For some reason it's not actually possible to buy a media streamer that does what I want. To correct this situation, I've come up with a list of things that media streamers should have
Yesterday the new Archos TV+ media streamer was formally launched in the UK. This comes at an interesting time, because the big Apple TV update is coming soon and other companies are trying to sell the idea of streaming media to consumers. The problem is, no one seems to have got it right yet. So what would make a perfect media streamer, and why hasn't anyone made one yet?
I've seen a few devices that claim to be the answer to my needs, but none of them really are. Apple TV is a handsome box, with a pretty UI, but until we get movie rentals in the UK, it's useless -- unless you're desperate to look at photos and listen to music on your TV. Apple plays it's usual game though, making it impossible to watch XviD or DivX material on it, unless you're prepared to do some pretty serious hacking.
The D-Link DSM-330 is a good idea, because it's cheap as chips and can stream both DivX and Xvid, but it doesn't have any built-in processing, so it has to use your PC to decode video. This is fine if you have a fast PC, but it causes problems for HD material, especially if you don't have a dual-core machine.
Then there's the Archos TV+, which offers some good features. It will play XviD, as well as stuff that's protected by Windows-based DRM, but it lets itself down by not being high-definition capable. It also requires a series of paid-for plug-ins to get certain functionality to work.
At this point in time, there are two devices that have it nearly right. Both the Xbox 360 and the PS3 have pretty advanced media-streaming capabilities. The problem is, neither is especially compact, the Xbox 360 makes a most ungodly din, and they cost a fair bit too.
So, what would make the perfect media streamer? Here's a handy checklist for manufacturers to print out and keep in their development labs.
1) The perfect media streamer should have a built-in hard-drive. 100GB is probably enough
2) Should be accessible over a wireless or wired network, as a network share and require no special software to drop media on to the hard drive
3) Should be able to access video over the network, via plain old drive sharing on a PC, Mac or Linux machine. So no stupid software -- that includes iTunes and Windows Media Player
4) Have a simple user interface -- Apple TV's is good, but the remote control makes it a pain to use.

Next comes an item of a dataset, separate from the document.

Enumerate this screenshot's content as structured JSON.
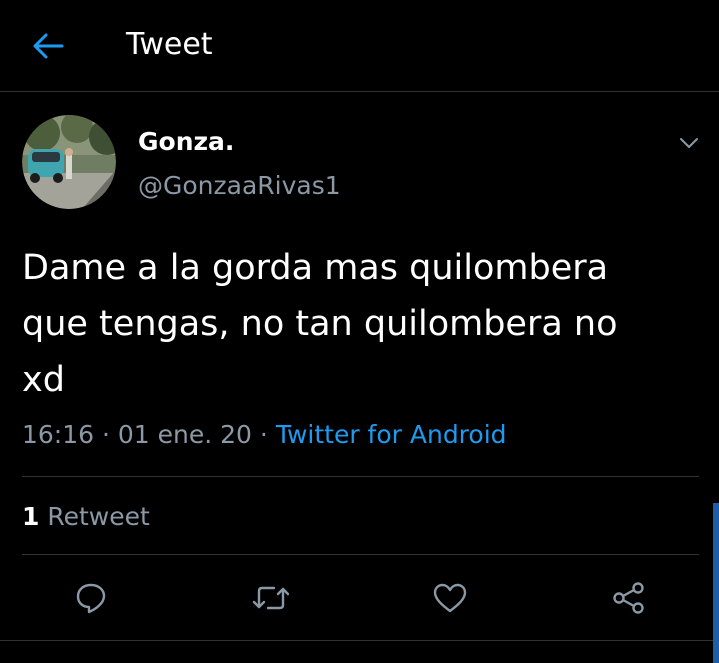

The D-Link DSM-330 looks great, and does everything well, but can stutter because it's too reliant on your PC.
5) Must be sensibly priced -- £150 seems about right
6) Allow TV, film and music rentals and purchases that can be backed up on a PC
7) Come with free Moon on a stick
If anyone knows a product that does all this please let me know -- use the comments below, or our forums -- and if you are a company that makes one, send it to me for review! -Ian Morris